3 years into his presidency, Peres is still charging ahead

The soon-to-be 87-year-old works an 18-hour day.

Shimon Peres 311 (photo credit: AP)
Shimon Peres 311
(photo credit: AP)
President Shimon Peres, who turns 87 on August 2, shows no signs of slowing down.
The presidency is supposed to be a largely ceremonial position with little clout and not too much activity, but Peres has often tried to resolve crises.
Peres, who on July 15 completes the third year of his seven-year term, is a workaholic who needs little sleep and works an 18-hour day. He is always dreaming up new projects and meeting with the people who can implement them. In numerous meetings with foreign leaders and interviews with foreign media he puts Israel’s case to the world.
He meets regularly with the nation’s political leaders and heads of the security and defense establishment.
He receives thousands of letters, many of which he sees, but all of which are handled by his office, often with numerous follow-ups.
In addition to all that, he frequents the theater, concerts and music festivals. He is also a voracious reader and a news junkie.
Aside from all that, he finds time to write poetry.
Peres met on Wednesday with journalists who cover events at Beit Hanassi, reviewed the past three years, and spoke of his plans.
During his three years in office, Peres had 700 meetings with heads of state, prime ministers, parliamentary leaders, special envoys and heads of international organizations such as the United Nations and the European Union.
Peres has given around 600 interview to foreign media in addition to the many spontaneous and pre-arranged interviews that he gives to Israeli reporters.
Peres launched his own YouTube channel in December 2009. He’s had 300 meetings with top brass responsible for Israel’s security, in addition to which he’s visited army, navy and air force bases, toured intelligence headquarters and participated in umpteen IDF ceremonies.
He also visits wounded soldiers in hospital, and the families of soldiers who have fallen in the line of duty.

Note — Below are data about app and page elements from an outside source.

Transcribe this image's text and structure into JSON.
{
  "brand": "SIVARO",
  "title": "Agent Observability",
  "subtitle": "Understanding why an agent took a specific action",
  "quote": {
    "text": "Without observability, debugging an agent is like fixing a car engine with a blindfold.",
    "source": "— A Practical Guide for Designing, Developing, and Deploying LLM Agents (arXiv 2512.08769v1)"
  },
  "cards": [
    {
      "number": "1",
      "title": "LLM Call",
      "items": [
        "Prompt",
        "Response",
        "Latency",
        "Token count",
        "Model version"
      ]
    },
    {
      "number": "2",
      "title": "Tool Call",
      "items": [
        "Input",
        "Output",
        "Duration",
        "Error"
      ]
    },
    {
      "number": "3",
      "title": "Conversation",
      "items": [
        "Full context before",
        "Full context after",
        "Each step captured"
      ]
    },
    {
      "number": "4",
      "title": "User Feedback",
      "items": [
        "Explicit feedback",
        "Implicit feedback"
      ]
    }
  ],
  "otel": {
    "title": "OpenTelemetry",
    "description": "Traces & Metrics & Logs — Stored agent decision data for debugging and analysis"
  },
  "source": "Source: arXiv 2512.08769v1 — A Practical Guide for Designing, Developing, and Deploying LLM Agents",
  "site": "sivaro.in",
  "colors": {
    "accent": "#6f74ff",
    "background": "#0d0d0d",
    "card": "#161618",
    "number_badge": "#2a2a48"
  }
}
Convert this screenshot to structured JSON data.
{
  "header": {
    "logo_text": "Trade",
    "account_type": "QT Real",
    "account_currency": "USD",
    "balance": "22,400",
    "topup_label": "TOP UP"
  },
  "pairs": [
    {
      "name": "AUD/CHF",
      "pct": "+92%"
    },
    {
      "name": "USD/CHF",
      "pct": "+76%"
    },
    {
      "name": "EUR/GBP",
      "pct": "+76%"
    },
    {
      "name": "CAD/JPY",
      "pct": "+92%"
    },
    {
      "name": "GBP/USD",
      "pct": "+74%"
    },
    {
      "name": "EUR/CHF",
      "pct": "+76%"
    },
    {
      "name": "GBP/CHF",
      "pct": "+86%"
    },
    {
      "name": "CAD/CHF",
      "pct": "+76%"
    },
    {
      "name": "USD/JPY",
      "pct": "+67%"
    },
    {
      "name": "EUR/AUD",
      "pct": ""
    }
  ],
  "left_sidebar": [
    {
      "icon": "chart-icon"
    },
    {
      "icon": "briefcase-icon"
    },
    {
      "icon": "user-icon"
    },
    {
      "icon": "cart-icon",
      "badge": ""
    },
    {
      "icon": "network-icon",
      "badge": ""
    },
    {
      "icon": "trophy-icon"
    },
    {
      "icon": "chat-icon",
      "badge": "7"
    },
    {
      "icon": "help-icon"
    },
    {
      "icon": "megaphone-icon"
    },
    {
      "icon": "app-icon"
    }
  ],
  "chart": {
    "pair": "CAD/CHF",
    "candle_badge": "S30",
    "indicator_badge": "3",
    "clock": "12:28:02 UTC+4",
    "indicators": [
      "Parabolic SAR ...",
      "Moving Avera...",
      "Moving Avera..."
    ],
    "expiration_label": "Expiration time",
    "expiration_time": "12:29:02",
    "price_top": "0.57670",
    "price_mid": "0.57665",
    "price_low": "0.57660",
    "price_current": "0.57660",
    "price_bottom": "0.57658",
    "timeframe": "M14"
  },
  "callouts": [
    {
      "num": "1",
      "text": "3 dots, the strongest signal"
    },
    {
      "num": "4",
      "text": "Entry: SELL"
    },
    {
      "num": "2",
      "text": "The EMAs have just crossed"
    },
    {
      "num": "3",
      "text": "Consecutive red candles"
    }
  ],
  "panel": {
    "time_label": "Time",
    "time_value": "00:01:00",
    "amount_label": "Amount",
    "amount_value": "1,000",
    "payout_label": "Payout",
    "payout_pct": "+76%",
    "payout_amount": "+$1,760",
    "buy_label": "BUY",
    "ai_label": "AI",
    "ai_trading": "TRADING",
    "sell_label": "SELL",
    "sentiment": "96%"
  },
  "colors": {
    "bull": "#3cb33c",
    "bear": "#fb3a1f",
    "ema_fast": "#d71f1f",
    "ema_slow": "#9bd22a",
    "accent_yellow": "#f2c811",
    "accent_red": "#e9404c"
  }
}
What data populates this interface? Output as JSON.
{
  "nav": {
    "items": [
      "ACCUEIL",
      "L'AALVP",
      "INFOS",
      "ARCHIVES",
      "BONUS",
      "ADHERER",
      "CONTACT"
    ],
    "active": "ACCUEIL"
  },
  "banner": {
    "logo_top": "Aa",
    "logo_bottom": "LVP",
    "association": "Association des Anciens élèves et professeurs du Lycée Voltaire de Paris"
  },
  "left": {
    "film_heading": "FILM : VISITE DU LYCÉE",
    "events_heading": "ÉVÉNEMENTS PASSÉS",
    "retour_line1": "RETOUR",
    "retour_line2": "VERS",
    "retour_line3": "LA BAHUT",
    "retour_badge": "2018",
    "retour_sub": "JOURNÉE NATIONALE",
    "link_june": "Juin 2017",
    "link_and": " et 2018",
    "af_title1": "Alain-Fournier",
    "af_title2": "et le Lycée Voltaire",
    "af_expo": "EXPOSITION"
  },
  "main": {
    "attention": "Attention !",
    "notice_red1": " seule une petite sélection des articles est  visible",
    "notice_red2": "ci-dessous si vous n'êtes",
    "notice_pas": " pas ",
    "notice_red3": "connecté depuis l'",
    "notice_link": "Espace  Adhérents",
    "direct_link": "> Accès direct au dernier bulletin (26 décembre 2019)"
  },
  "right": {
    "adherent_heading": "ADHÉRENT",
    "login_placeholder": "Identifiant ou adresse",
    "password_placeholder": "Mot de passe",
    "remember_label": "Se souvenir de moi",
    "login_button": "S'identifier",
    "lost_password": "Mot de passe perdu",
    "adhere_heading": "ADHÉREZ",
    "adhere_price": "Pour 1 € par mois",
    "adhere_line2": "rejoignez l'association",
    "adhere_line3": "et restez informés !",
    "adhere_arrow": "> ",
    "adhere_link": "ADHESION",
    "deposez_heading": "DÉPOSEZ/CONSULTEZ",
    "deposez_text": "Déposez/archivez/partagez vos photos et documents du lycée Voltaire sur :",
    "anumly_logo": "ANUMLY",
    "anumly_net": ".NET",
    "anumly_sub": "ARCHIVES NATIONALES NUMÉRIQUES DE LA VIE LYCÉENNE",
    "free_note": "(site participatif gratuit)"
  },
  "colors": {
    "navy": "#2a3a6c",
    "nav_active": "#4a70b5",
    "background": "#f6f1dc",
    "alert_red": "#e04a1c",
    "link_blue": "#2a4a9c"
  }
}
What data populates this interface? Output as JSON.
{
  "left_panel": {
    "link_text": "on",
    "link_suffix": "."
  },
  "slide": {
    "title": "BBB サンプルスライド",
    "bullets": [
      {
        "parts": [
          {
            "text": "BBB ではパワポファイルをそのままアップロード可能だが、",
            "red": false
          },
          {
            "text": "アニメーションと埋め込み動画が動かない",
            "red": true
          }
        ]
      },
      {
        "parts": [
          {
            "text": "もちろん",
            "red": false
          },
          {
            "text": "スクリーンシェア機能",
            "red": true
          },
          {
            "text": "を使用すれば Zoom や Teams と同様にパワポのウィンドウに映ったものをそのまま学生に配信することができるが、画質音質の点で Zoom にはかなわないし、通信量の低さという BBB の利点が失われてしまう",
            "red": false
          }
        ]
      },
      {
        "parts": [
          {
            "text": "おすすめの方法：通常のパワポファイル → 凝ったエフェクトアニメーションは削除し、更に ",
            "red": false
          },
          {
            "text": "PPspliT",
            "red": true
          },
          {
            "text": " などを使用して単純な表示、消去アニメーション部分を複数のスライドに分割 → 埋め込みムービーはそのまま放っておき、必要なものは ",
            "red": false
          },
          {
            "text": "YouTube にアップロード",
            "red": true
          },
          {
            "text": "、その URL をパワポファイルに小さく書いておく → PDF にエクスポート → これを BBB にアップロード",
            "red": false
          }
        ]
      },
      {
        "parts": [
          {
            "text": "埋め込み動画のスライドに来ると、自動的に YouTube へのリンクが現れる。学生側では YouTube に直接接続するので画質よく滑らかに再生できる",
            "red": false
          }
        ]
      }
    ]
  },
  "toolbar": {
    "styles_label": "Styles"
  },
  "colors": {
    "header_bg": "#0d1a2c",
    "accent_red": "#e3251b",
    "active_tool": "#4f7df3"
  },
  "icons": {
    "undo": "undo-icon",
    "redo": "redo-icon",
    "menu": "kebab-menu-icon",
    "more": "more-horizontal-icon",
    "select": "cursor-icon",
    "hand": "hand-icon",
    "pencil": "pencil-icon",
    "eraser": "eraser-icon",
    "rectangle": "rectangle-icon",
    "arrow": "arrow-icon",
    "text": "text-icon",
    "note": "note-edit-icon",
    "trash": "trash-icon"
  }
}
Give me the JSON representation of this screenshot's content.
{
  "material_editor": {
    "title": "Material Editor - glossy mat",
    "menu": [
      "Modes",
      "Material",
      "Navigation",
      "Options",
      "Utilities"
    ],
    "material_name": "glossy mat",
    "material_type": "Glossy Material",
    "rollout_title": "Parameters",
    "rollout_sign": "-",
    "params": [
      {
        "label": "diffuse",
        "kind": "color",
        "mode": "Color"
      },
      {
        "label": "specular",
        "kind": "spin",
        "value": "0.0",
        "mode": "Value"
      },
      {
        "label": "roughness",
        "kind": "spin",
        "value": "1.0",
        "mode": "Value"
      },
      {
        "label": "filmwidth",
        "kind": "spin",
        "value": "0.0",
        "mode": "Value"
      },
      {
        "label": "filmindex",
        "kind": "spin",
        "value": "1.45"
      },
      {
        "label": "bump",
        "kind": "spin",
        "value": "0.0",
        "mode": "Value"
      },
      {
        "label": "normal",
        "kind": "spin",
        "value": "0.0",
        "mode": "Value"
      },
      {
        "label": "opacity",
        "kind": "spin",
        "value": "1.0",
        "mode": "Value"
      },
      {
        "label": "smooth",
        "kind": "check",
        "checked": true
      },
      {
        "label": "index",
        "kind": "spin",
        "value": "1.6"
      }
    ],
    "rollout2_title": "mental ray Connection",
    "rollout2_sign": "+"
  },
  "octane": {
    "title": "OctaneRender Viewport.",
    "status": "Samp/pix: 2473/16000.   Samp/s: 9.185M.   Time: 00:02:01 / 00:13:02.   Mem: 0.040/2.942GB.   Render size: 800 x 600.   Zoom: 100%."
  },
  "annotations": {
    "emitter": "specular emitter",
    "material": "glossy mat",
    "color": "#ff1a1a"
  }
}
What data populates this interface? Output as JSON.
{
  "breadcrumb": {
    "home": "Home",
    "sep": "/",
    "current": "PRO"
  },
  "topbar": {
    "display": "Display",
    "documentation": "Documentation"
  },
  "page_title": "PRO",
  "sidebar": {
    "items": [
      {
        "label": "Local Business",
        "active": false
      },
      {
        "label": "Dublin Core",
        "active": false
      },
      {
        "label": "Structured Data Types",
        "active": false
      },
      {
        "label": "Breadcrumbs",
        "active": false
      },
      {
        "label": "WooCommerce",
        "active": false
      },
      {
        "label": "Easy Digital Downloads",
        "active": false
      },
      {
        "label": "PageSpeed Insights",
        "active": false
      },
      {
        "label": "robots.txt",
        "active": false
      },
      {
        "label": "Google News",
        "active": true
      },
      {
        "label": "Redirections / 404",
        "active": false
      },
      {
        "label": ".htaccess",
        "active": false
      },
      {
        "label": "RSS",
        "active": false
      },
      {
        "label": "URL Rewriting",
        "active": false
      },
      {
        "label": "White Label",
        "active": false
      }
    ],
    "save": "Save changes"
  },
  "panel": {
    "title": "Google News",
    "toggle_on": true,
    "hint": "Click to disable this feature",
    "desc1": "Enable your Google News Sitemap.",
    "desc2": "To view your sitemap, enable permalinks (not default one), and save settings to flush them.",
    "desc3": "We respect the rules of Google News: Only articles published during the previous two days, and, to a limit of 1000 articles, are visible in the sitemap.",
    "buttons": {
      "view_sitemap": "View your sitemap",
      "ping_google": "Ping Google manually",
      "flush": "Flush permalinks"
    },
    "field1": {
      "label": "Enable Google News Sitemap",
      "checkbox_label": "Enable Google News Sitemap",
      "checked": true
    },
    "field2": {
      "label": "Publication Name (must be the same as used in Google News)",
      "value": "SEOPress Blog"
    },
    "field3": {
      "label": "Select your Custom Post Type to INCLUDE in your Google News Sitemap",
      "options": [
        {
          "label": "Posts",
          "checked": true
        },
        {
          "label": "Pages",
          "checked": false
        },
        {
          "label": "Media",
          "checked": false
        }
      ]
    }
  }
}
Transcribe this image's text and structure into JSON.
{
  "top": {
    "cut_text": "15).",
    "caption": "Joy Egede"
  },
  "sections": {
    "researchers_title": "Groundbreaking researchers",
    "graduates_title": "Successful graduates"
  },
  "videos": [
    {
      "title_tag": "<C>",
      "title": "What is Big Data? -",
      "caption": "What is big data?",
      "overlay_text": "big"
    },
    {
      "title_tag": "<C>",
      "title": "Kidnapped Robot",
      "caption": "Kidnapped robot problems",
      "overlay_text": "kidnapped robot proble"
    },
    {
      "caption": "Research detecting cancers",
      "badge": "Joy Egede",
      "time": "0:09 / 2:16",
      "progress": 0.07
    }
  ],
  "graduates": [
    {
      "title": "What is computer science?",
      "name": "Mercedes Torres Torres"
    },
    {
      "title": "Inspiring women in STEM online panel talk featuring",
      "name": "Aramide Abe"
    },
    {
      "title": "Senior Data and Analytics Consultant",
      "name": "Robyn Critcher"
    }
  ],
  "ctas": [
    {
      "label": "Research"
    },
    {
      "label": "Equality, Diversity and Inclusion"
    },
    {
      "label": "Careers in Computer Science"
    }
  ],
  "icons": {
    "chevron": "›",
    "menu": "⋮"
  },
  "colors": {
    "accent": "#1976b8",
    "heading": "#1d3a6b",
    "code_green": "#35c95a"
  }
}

He has been very supportive of the family of abducted soldier Gilad Schalit.
He’s paid 27 state visits abroad and 113 visits to settlements and regional councils in Israel, making a point of meeting new immigrants, the weaker sectors of society, minority communities, scholars, entrepreneurs, scientists and people working in hi-tech.
At Beit Hanassi, Peres has hosted more than 260 events including the annual memorial for Yitzhak Rabin, the installation of the new government last spring, and the annual bar mitzva ceremony for those whose father or mother died on active service in the IDF,.
Projects that he encourages with the full approval of the government include opportunities for academic study toward a degree for everyone serving in the army; integration of the Arab community into the work force and society; hi-tech studies for Arab students; R&D exchanges and cooperation between Israeli researchers and those of other countries; and the annual Facing Tomorrow mega conferences that bring some of the world’s finest minds to Israel.
Peres took a modest attitude to his achievements, crediting his staff and insisting that it was a team effort in which “we’re sensitive to all that concerns the public.” He has no hankering for a return to political life. He prefers to look forward rather than back.
Speaking of the work of his office, Peres said: “We have no desire to manage anything.
We just want to help where we can.”
He emphasized the importance of Jewish unity and Jewish values, and said that Israel must meet the challenges of making itself attractive to Diaspora Jews.
“The first chapter in the Zionist saga is over. We are no longer a haven. Jews live relatively well in the world and in order to bring more Jews to Israel we have to be attractive and competitive.”
Much of the exchange between Peres and the reporters was off the record, but he did agree to go public on the subject of Schalit and was cautiously optimistic that even though reaching an agreement with Hamas would be difficult, the day that Schalit returns home would not be long in coming.
Asked what he would do when his term comes to an end in four years, Peres replied that science is moving at such a rapid pace that he was certain that sooner or later there would be fitness clubs for the mind as well as for the body.
“When that happens, I’ll be the first to sign up,” he said.